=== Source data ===
*** Block opens ***

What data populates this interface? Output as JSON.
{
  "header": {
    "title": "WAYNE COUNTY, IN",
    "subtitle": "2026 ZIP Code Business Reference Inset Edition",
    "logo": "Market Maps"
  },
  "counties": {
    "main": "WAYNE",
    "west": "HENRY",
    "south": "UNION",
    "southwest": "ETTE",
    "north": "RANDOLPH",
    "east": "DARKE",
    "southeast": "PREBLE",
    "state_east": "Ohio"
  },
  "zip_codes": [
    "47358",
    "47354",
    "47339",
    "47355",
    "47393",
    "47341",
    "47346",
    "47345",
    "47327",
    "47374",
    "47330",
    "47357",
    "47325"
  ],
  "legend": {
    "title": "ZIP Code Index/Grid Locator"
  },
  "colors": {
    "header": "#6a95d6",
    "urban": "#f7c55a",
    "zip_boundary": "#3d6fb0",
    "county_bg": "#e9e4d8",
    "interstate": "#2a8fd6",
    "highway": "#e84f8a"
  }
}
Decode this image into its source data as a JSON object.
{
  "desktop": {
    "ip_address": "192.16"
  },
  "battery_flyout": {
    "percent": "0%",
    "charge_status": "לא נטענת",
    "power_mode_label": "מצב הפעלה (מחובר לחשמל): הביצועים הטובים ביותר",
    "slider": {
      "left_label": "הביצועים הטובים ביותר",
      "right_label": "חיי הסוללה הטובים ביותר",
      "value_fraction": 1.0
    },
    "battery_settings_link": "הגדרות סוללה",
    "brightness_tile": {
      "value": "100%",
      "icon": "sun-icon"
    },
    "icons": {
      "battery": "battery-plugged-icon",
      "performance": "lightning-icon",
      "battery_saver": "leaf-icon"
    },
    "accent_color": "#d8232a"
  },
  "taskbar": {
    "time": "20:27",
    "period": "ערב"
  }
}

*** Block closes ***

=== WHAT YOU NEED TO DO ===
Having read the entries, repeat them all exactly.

=== EXERCISE RESPONSE ===
What data populates this interface? Output as JSON.
{
  "header": {
    "title": "WAYNE COUNTY, IN",
    "subtitle": "2026 ZIP Code Business Reference Inset Edition",
    "logo": "Market Maps"
  },
  "counties": {
    "main": "WAYNE",
    "west": "HENRY",
    "south": "UNION",
    "southwest": "ETTE",
    "north": "RANDOLPH",
    "east": "DARKE",
    "southeast": "PREBLE",
    "state_east": "Ohio"
  },
  "zip_codes": [
    "47358",
    "47354",
    "47339",
    "47355",
    "47393",
    "47341",
    "47346",
    "47345",
    "47327",
    "47374",
    "47330",
    "47357",
    "47325"
  ],
  "legend": {
    "title": "ZIP Code Index/Grid Locator"
  },
  "colors": {
    "header": "#6a95d6",
    "urban": "#f7c55a",
    "zip_boundary": "#3d6fb0",
    "county_bg": "#e9e4d8",
    "interstate": "#2a8fd6",
    "highway": "#e84f8a"
  }
}
Decode this image into its source data as a JSON object.
{
  "desktop": {
    "ip_address": "192.16"
  },
  "battery_flyout": {
    "percent": "0%",
    "charge_status": "לא נטענת",
    "power_mode_label": "מצב הפעלה (מחובר לחשמל): הביצועים הטובים ביותר",
    "slider": {
      "left_label": "הביצועים הטובים ביותר",
      "right_label": "חיי הסוללה הטובים ביותר",
      "value_fraction": 1.0
    },
    "battery_settings_link": "הגדרות סוללה",
    "brightness_tile": {
      "value": "100%",
      "icon": "sun-icon"
    },
    "icons": {
      "battery": "battery-plugged-icon",
      "performance": "lightning-icon",
      "battery_saver": "leaf-icon"
    },
    "accent_color": "#d8232a"
  },
  "taskbar": {
    "time": "20:27",
    "period": "ערב"
  }
}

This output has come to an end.